Forum Moderators: open
As an aside, we avoid the use of specific keywords if possible - widget being a good replacement ;)
If Google is your target, then it's an easy test:
These types of searches generally return:
So, the suggestion is:
Google is IMO some distance ahead of it's competitors in terms of "translating" a search keyword so as to retrieve documents that don't necessarily contain the exact wording the searcher used (query expansion, as it's known). So you can optimise for word variations without particularly trying to do so. But equally (especially if the keywords are competitive) you want to back a winning horse, in case you don't succeed in appearing for both.
Your other consideration is whether plural or singular forms are better at driving the right visitors. For transactional keywords there can be a big difference in both traffic and conversion rate for word variations. The goal is to predict searcher behaviour. So is "Buy a widget" better than "Buy widgets"? It depends on both the conversion rate and overall traffic volume as to which is better for a particular site.
Adwords is a great playground for keyword research, if you're prepared to spend money to get reliable data. IMO it can be money well spent if you're making decisions with long-lasting implications. Otherwise, there are SERPs and free keyword tools on which to base any decisions.
Does the same apply for grammatically incorrect keywords or misspelled keywords (as adwords sometimes suggests)?
They are still different keywords, with different relevance, but it is possible for a single item of content to appear for many variations, without using them on the page itself or having incoming links with those related words.

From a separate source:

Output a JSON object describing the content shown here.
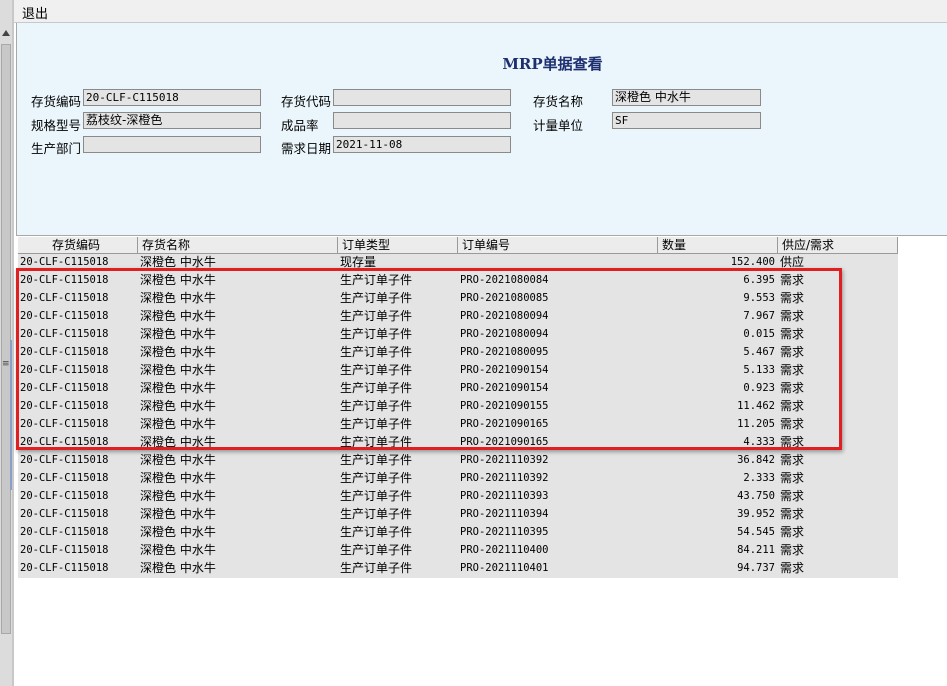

Try it now by searching the major search engines for both <a singular keyword and a plural keyword>, the results are often remarkably different:
It is important therefore, to optimise a website for both singular and plural keywords and in proportion to their respective usages. If most people would search using a plural than more effort should be directed towards optimising the website for the search phrase involving the plural keyword.
[edited by: Receptional_Andy at 7:14 pm (utc) on Dec. 5, 2008]
[edit reason] No specific keywords, please [/edit]